───── Material for the task

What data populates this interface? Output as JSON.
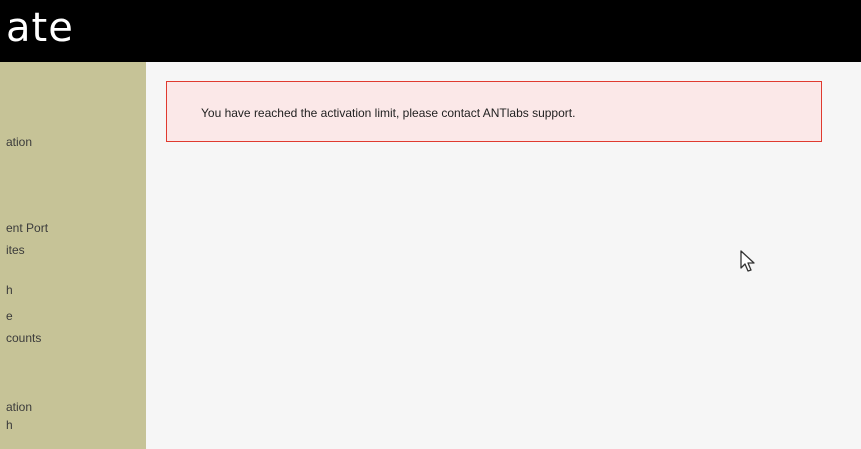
{
  "header": {
    "title": "ate"
  },
  "sidebar": {
    "items": [
      {
        "label": "ation"
      },
      {
        "label": "ent Port"
      },
      {
        "label": "ites"
      },
      {
        "label": "h"
      },
      {
        "label": "e"
      },
      {
        "label": "counts"
      },
      {
        "label": "ation"
      },
      {
        "label": "h"
      }
    ]
  },
  "alert": {
    "message": "You have reached the activation limit, please contact ANTlabs support.",
    "border_color": "#e03a2f",
    "background_color": "#fbe8e8"
  },
  "colors": {
    "topbar": "#000000",
    "sidebar": "#c6c397",
    "content_bg": "#f6f6f6"
  },
  "cursor": {
    "icon": "mouse-pointer-icon"
  }
}
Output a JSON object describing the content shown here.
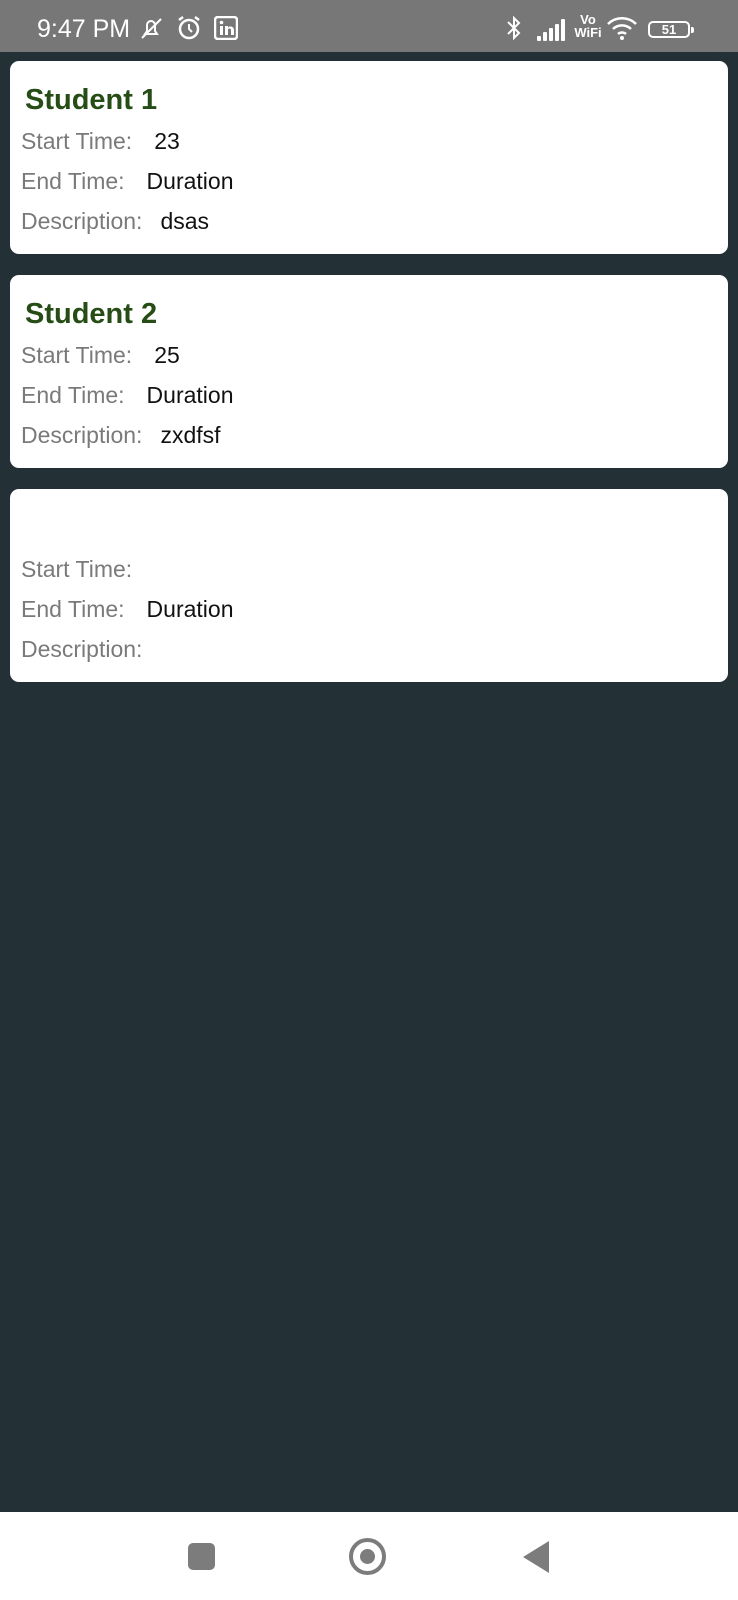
{
  "status_bar": {
    "time": "9:47 PM",
    "vo_label": "Vo",
    "wifi_label": "WiFi",
    "battery_level": "51",
    "icons": [
      "mute-icon",
      "alarm-icon",
      "linkedin-icon",
      "bluetooth-icon",
      "signal-icon",
      "vowifi-icon",
      "wifi-icon",
      "battery-icon"
    ]
  },
  "labels": {
    "start_time": "Start Time:",
    "end_time": "End Time:",
    "description": "Description:"
  },
  "records": [
    {
      "title": "Student 1",
      "start_time": "23",
      "end_time": "Duration",
      "description": "dsas"
    },
    {
      "title": "Student 2",
      "start_time": "25",
      "end_time": "Duration",
      "description": "zxdfsf"
    },
    {
      "title": "",
      "start_time": "",
      "end_time": "Duration",
      "description": ""
    }
  ],
  "nav_bar": {
    "icons": [
      "recents-square-icon",
      "home-circle-icon",
      "back-triangle-icon"
    ]
  },
  "colors": {
    "background": "#233036",
    "title_green": "#254d15",
    "status_bar": "#777777",
    "label_gray": "#7a7a7a"
  }
}
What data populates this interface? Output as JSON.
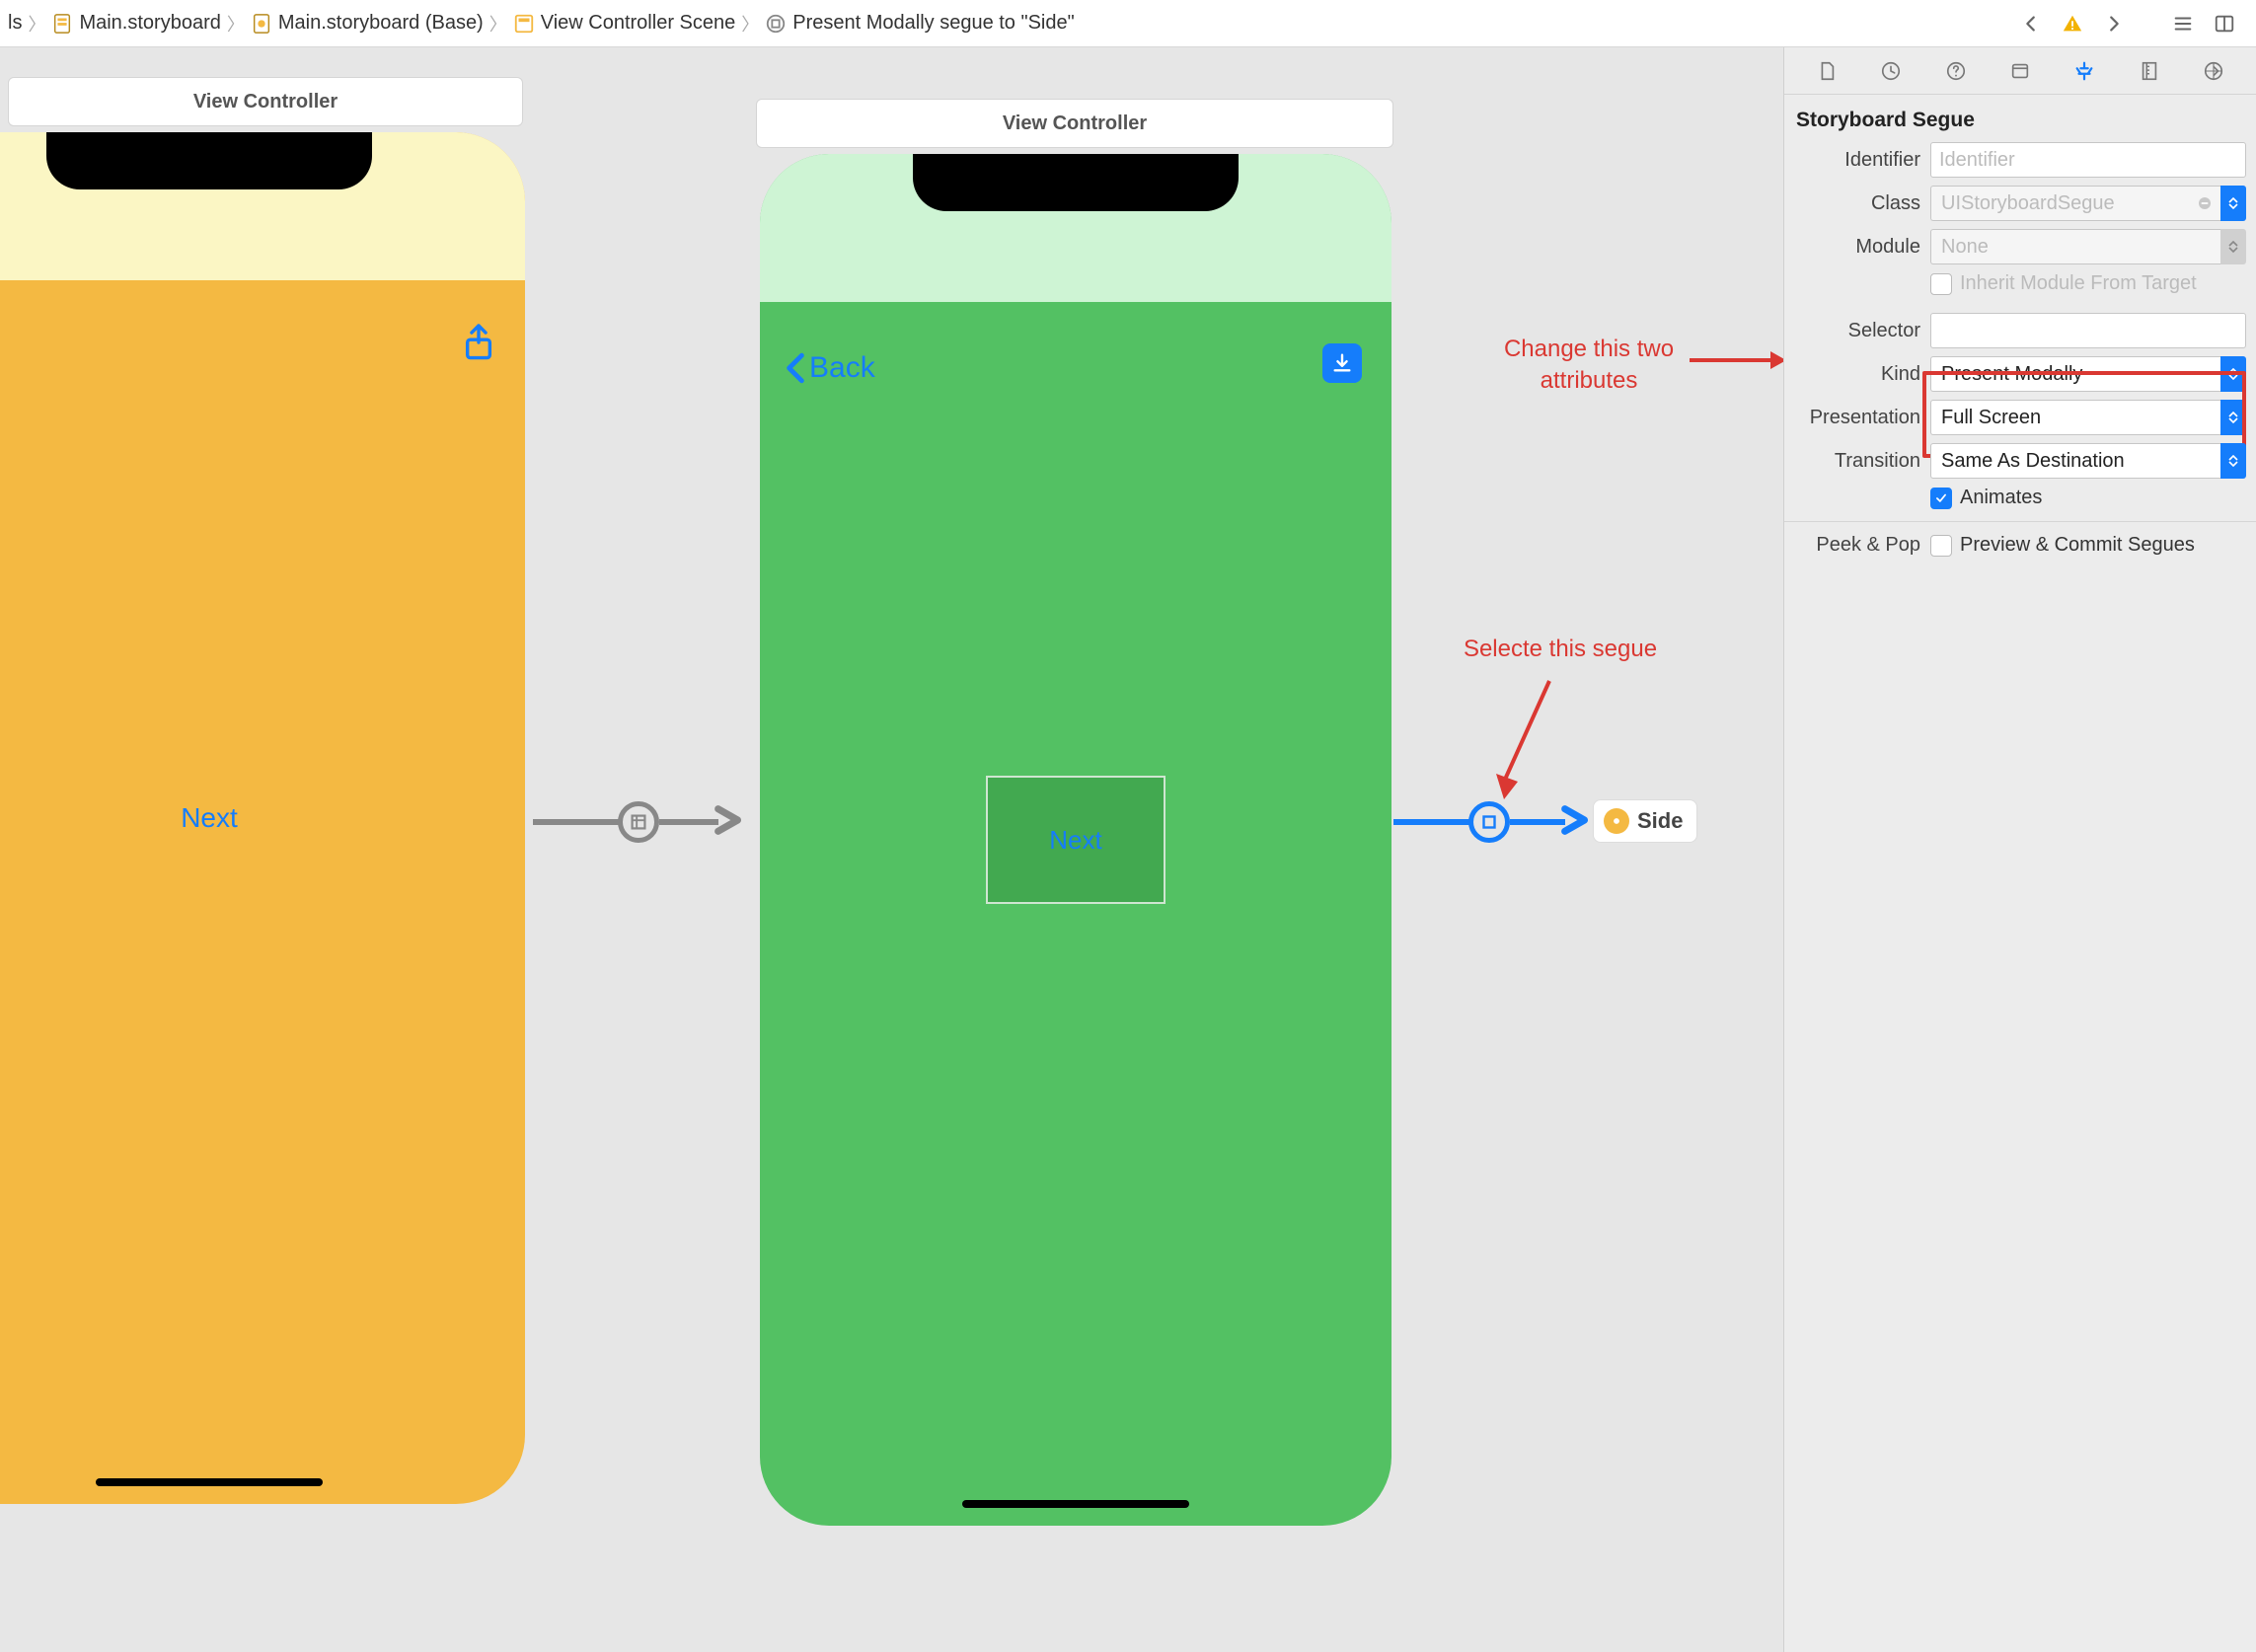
{
  "breadcrumbs": {
    "item0": "ls",
    "item1": "Main.storyboard",
    "item2": "Main.storyboard (Base)",
    "item3": "View Controller Scene",
    "item4": "Present Modally segue to \"Side\""
  },
  "canvas": {
    "scene1_title": "View Controller",
    "scene2_title": "View Controller",
    "scene1_button": "Next",
    "scene2_back": "Back",
    "scene2_button": "Next",
    "side_chip": "Side"
  },
  "annotations": {
    "change_attrs_line1": "Change this two",
    "change_attrs_line2": "attributes",
    "select_segue": "Selecte this segue"
  },
  "inspector": {
    "heading_segue": "Storyboard Segue",
    "labels": {
      "identifier": "Identifier",
      "class": "Class",
      "module": "Module",
      "inherit": "Inherit Module From Target",
      "selector": "Selector",
      "kind": "Kind",
      "presentation": "Presentation",
      "transition": "Transition",
      "animates": "Animates",
      "peekpop": "Peek & Pop",
      "peekpop_val": "Preview & Commit Segues"
    },
    "placeholders": {
      "identifier": "Identifier",
      "class": "UIStoryboardSegue",
      "module": "None"
    },
    "values": {
      "selector": "",
      "kind": "Present Modally",
      "presentation": "Full Screen",
      "transition": "Same As Destination",
      "animates_checked": true,
      "inherit_checked": false,
      "peekpop_checked": false
    }
  }
}
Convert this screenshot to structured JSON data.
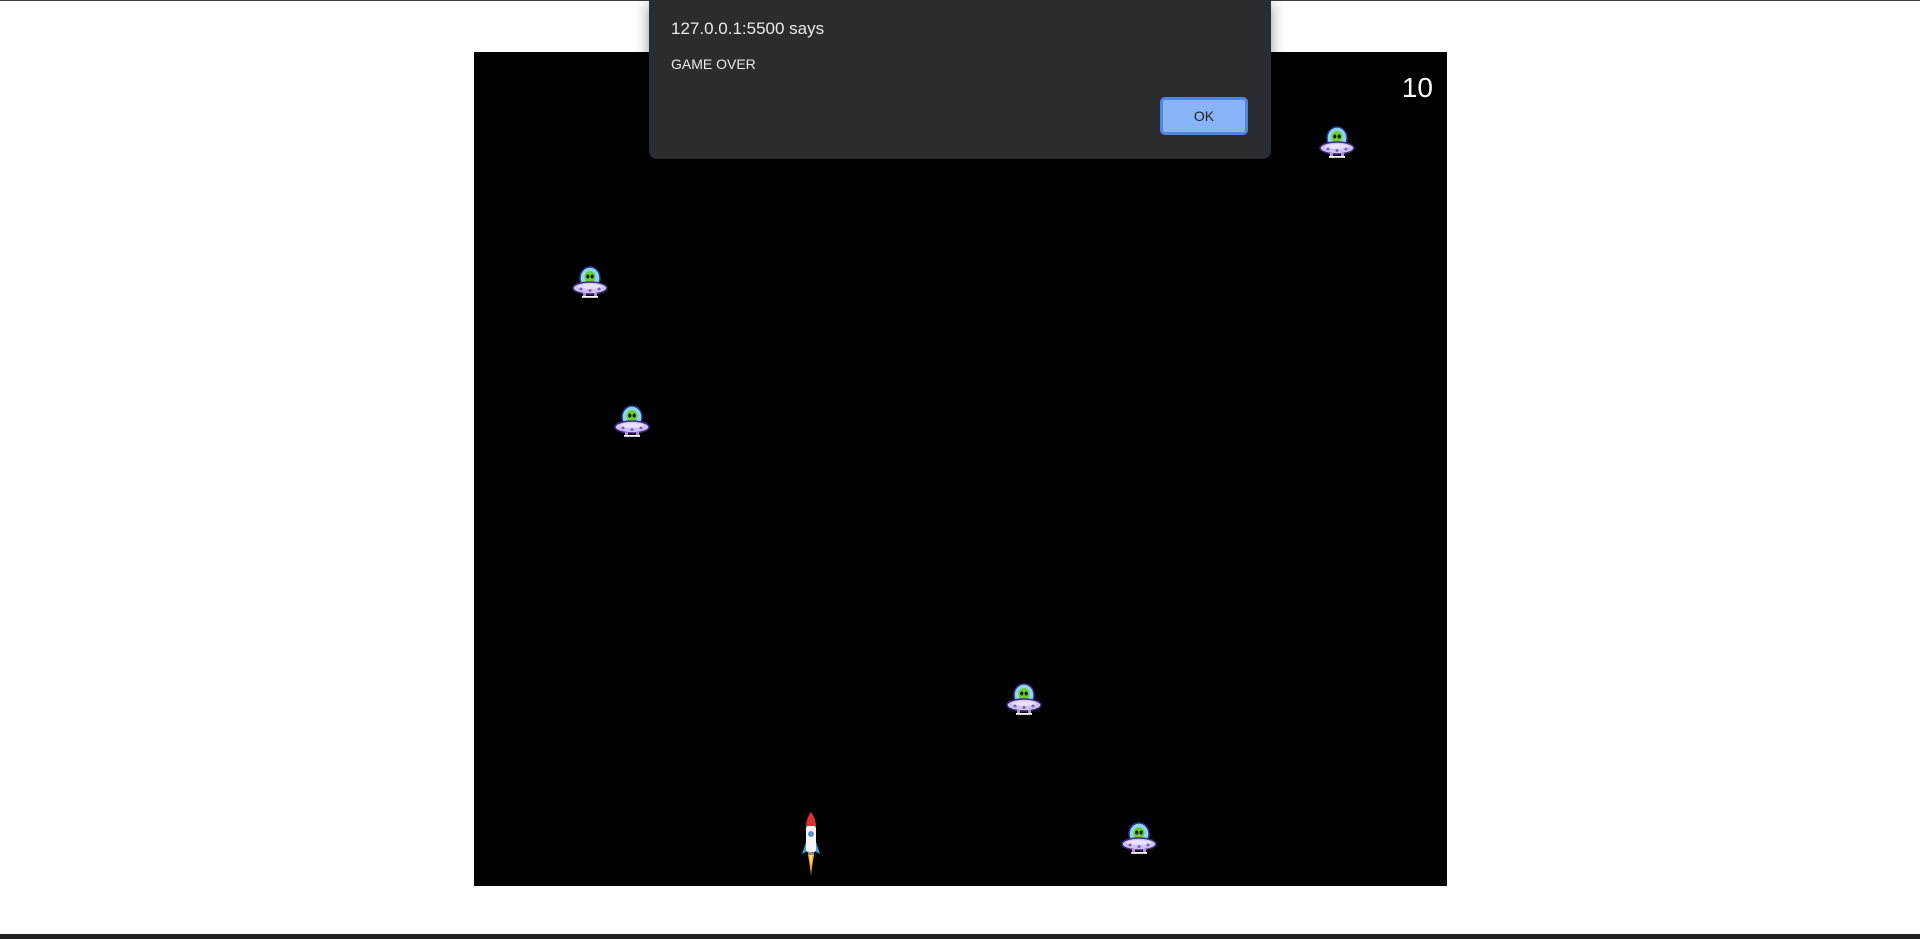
{
  "game": {
    "score": "10",
    "enemies": [
      {
        "name": "alien-ufo-1",
        "icon": "alien-ufo-icon"
      },
      {
        "name": "alien-ufo-2",
        "icon": "alien-ufo-icon"
      },
      {
        "name": "alien-ufo-3",
        "icon": "alien-ufo-icon"
      },
      {
        "name": "alien-ufo-4",
        "icon": "alien-ufo-icon"
      },
      {
        "name": "alien-ufo-5",
        "icon": "alien-ufo-icon"
      }
    ],
    "player": {
      "icon": "rocket-ship-icon"
    },
    "colors": {
      "background": "#000000",
      "score_text": "#ffffff",
      "alien_green": "#6cd02b",
      "saucer_purple": "#b48cd8",
      "rocket_red": "#e0322d"
    }
  },
  "alert": {
    "title": "127.0.0.1:5500 says",
    "message": "GAME OVER",
    "ok_label": "OK",
    "colors": {
      "background": "#2b2c30",
      "button": "#8ab4f8"
    }
  }
}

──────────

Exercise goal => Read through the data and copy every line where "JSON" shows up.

Answer to this problem =>
What data populates this interface? Output as JSON.
Output a JSON object describing the content shown here.
What data populates this interface? Output as JSON.
Convert this screenshot to structured JSON data.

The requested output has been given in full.